Yesterday: Took class at noon. It has been unseasonably warm here with highs in the 80's... wondered what effect that would have. Room was hottest that I have experienced (found out that I was a little off on guessing the temperature; the room is kept at 105 degrees with 50%-60% humidity). Only five people in attendance, and an instructor I had yet to practice under. She was more of a "technician" than the first two instructors. She also has a more forceful delivery than the other two. Remember that last time I wrote that I hadn't encountered a "drill instructor" yet. I would not put her in that class, but she has come the closest.

With only five in the room, the instructor asked everyone to group to gather on the left (hottest) side of the room. She said that the energy would be better if everyone was close together. I was already there, in the back row (thankfully she didn't ask me to join the other four on the front row), right under one of the heaters.

She was right. I thought the energy in the room was really good. The "technician" part? Well, she spent a lot of time helping us with alignment -- especially in the Standing Postures. In Awkward, Eagle, Standing Head to Knee, and Standing Bow, she had us check every part of our alignment. It really helped me a lot. Still a long way to go on the "flow" parts but each day is a little better. My biggest problem is simply that all the flexibility I gained through Bikram has disappeared. That, and the crunches and ab work we do in class. Never was a fan but I know I need them.

Today: Attended the 10:00AM. Largest class yet for me -- 18 in class I think. Lots of energy in the room. Arrived a little late and was right back under the heater. I didn't mind, though. I think my body has gotten used to sweating again -- the last two days I have been soaked to the skin in sweat -- and it feels good. I got through the Standing Postures OK, but I fell apart on the floor: sat out Camel, Rabbit, Stretching, Butterfly, Half-Lotus, and Shoulder Stand/Plough. Got back in for Wind Removing/Spine Twist. Not great, but not bad. To be honest, I am simply happy just to have had a chance to practice for seven straight days. I have seven more days on the intro package, and going back to work will make attendance more difficult. I'm going to just take one day at a time and take it as a golden opportunity when I can get to the room.

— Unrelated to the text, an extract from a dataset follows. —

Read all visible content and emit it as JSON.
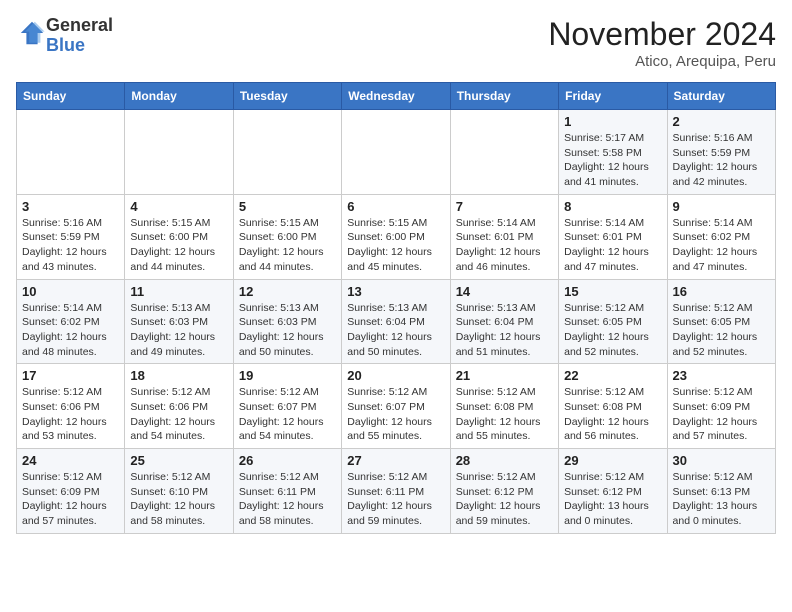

I have already decided that after the holidays I am going to do all I can to get back in that room and stay for a while. I am really enjoying this. I want to get better at it.

Have a great week!!